The report noted they “found no evidence that Veselnitskaya used her ties with Fusion GPS to influence the contents of the dossier,” but the senators nevertheless “sought to understand the significance of Veselnitskaya's relationship" with Fusion co-founder Glenn Simpson "because of the timing of their interactions."

Simpson denied any foreknowledge of the Trump Tower meeting despite seeing Veselnitskaya the day before, the day of, and the day after.


Danchenko and Dolan

Dolan was identified as “PR Executive-1” in Durham’s indictment against Danchenko. One alleged lie Danchenko told was denying he spoke with Dolan about anything in the dossier, despite an admittedly fabricated claim from Dolan about Manafort making it into the dossier via Danchenko.

Foreign Agents Registration Act filings from November 2011 and May 2012 show Dolan was paid $78,000 and $79,000 for “out-of-pocket expenses” while working on behalf of the Russian Federation and Russian state-owned energy giant, Gazprom.

Durham said Dolan “interacted with senior Russian Federation leadership whose names would later appear in" the dossier, and also “maintained relationships with" Russia's ambassador to the United States and the head of the Russian Embassy's Economic Section in Washington, D.C., both of whom appeared in the dossier.

Durham said “PR Executive-1’s role as a contributor of information to the Company Reports was highly relevant" because Dolan “maintained pre-existing and ongoing relationships with numerous persons named” in the dossier.

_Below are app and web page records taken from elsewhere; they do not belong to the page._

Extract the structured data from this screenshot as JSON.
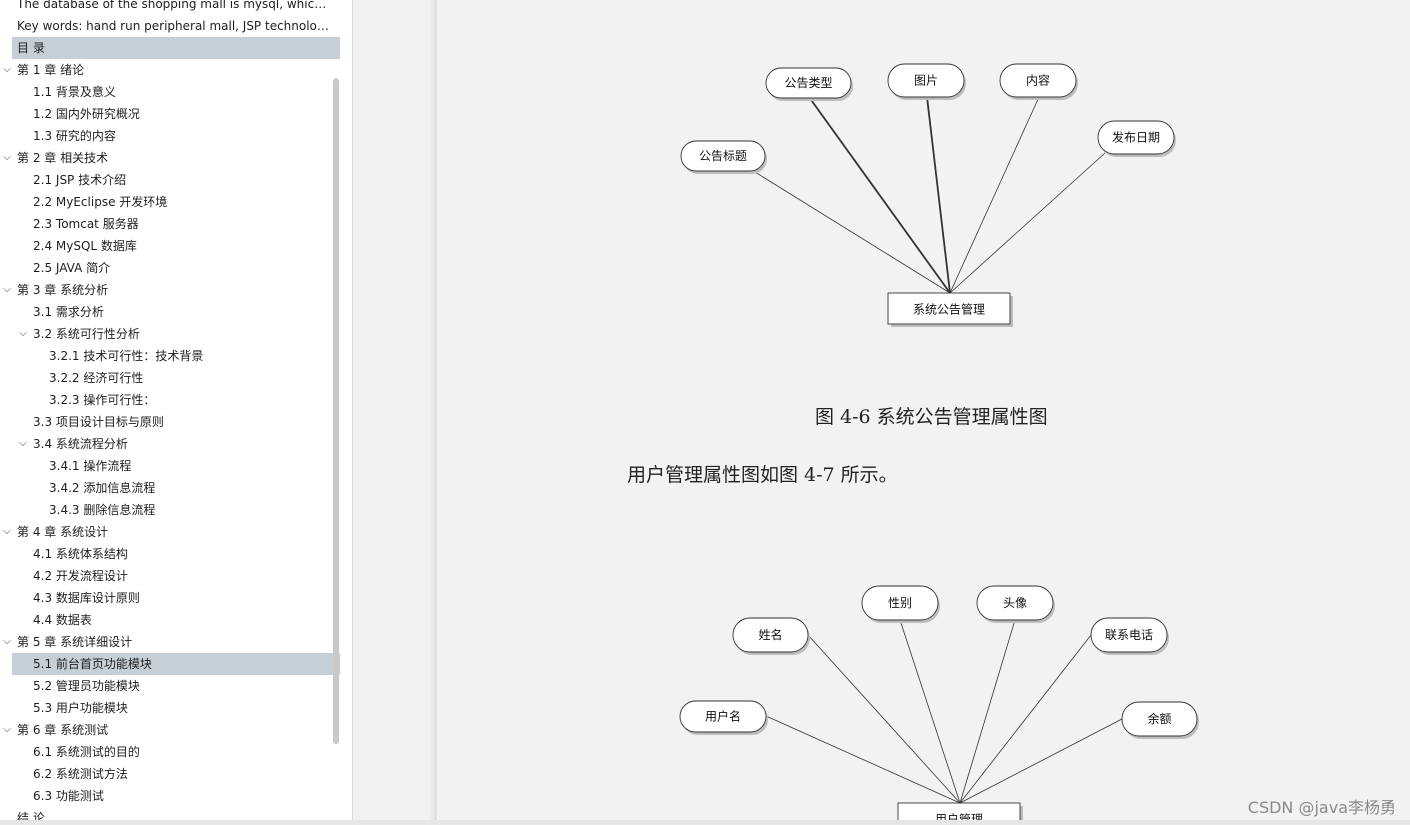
{
  "outline": [
    {
      "text": "The database of the shopping mall is mysql, which n...",
      "level": 0,
      "expander": false,
      "selected": false
    },
    {
      "text": "Key words: hand run peripheral mall, JSP technolog ...",
      "level": 0,
      "expander": false,
      "selected": false
    },
    {
      "text": "目  录",
      "level": 0,
      "expander": false,
      "selected": true
    },
    {
      "text": "第 1 章  绪论",
      "level": 0,
      "expander": true,
      "selected": false
    },
    {
      "text": "1.1 背景及意义",
      "level": 1,
      "expander": false,
      "selected": false
    },
    {
      "text": "1.2  国内外研究概况",
      "level": 1,
      "expander": false,
      "selected": false
    },
    {
      "text": "1.3  研究的内容",
      "level": 1,
      "expander": false,
      "selected": false
    },
    {
      "text": "第 2 章  相关技术",
      "level": 0,
      "expander": true,
      "selected": false
    },
    {
      "text": "2.1 JSP 技术介绍",
      "level": 1,
      "expander": false,
      "selected": false
    },
    {
      "text": "2.2 MyEclipse 开发环境",
      "level": 1,
      "expander": false,
      "selected": false
    },
    {
      "text": "2.3 Tomcat 服务器",
      "level": 1,
      "expander": false,
      "selected": false
    },
    {
      "text": "2.4 MySQL 数据库",
      "level": 1,
      "expander": false,
      "selected": false
    },
    {
      "text": "2.5 JAVA 简介",
      "level": 1,
      "expander": false,
      "selected": false
    },
    {
      "text": "第 3 章  系统分析",
      "level": 0,
      "expander": true,
      "selected": false
    },
    {
      "text": "3.1  需求分析",
      "level": 1,
      "expander": false,
      "selected": false
    },
    {
      "text": "3.2  系统可行性分析",
      "level": 1,
      "expander": true,
      "selected": false
    },
    {
      "text": "3.2.1 技术可行性：技术背景",
      "level": 2,
      "expander": false,
      "selected": false
    },
    {
      "text": "3.2.2 经济可行性",
      "level": 2,
      "expander": false,
      "selected": false
    },
    {
      "text": "3.2.3 操作可行性：",
      "level": 2,
      "expander": false,
      "selected": false
    },
    {
      "text": "3.3  项目设计目标与原则",
      "level": 1,
      "expander": false,
      "selected": false
    },
    {
      "text": "3.4 系统流程分析",
      "level": 1,
      "expander": true,
      "selected": false
    },
    {
      "text": "3.4.1 操作流程",
      "level": 2,
      "expander": false,
      "selected": false
    },
    {
      "text": "3.4.2 添加信息流程",
      "level": 2,
      "expander": false,
      "selected": false
    },
    {
      "text": "3.4.3 删除信息流程",
      "level": 2,
      "expander": false,
      "selected": false
    },
    {
      "text": "第 4 章  系统设计",
      "level": 0,
      "expander": true,
      "selected": false
    },
    {
      "text": "4.1  系统体系结构",
      "level": 1,
      "expander": false,
      "selected": false
    },
    {
      "text": "4.2 开发流程设计",
      "level": 1,
      "expander": false,
      "selected": false
    },
    {
      "text": "4.3  数据库设计原则",
      "level": 1,
      "expander": false,
      "selected": false
    },
    {
      "text": "4.4  数据表",
      "level": 1,
      "expander": false,
      "selected": false
    },
    {
      "text": "第 5 章  系统详细设计",
      "level": 0,
      "expander": true,
      "selected": false
    },
    {
      "text": "5.1 前台首页功能模块",
      "level": 1,
      "expander": false,
      "selected": true
    },
    {
      "text": "5.2 管理员功能模块",
      "level": 1,
      "expander": false,
      "selected": false
    },
    {
      "text": "5.3 用户功能模块",
      "level": 1,
      "expander": false,
      "selected": false
    },
    {
      "text": "第 6 章    系统测试",
      "level": 0,
      "expander": true,
      "selected": false
    },
    {
      "text": "6.1 系统测试的目的",
      "level": 1,
      "expander": false,
      "selected": false
    },
    {
      "text": "6.2 系统测试方法",
      "level": 1,
      "expander": false,
      "selected": false
    },
    {
      "text": "6.3 功能测试",
      "level": 1,
      "expander": false,
      "selected": false
    },
    {
      "text": "结  论",
      "level": 0,
      "expander": false,
      "selected": false
    }
  ],
  "diagram1": {
    "entity": "系统公告管理",
    "attributes": [
      "公告标题",
      "公告类型",
      "图片",
      "内容",
      "发布日期"
    ]
  },
  "figure_caption": "图 4-6 系统公告管理属性图",
  "body_line": "用户管理属性图如图 4-7 所示。",
  "diagram2": {
    "entity": "用户管理",
    "attributes": [
      "用户名",
      "姓名",
      "性别",
      "头像",
      "联系电话",
      "余额"
    ]
  },
  "watermark": "CSDN @java李杨勇"
}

Durham noted that “certain allegations” Danchenko provided to Steele that appeared in the dossier “mirrored and/or reflected information that PR Executive-1 himself also had received through his own interactions with Russian nationals.”

Dolan allegedly asked Danchenko to assist with an October 2016 conference at the Ritz Carlton in Moscow, a location that would be the source of salacious claims about Trump, and Durham said Dolan attended meetings at the Russian Embassy in the U.S. in 2016.

Durham said Dolan described Danchenko in a June 2016 email as a potential former Russian spy, writing, “He is too young for KGB. But I think he worked for FSB."

Durham discovered Danchenko was investigated by the FBI as a possible “threat to national security," according to documents declassified by then-Attorney General William Barr.

Dolan traveled to Moscow in June 2016 on a planning trip for the October conference, where he stayed in the Moscow hotel. Durham said Dolan had a meeting with the general manager of the Moscow hotel and a female hotel staff member to discuss the October conference and received a tour of the hotel, including the presidential suite.

Danchenko visited Dolan and others at the Moscow hotel, and Danchenko flew from Moscow to London to meet with Steele “to provide him with information that would later appear" in the dossier.

The indictment says Danchenko brokered a meeting between Dolan and his Russian friend, Galkina, “to discuss a potential business relationship.” Galkina denies being a dossier source.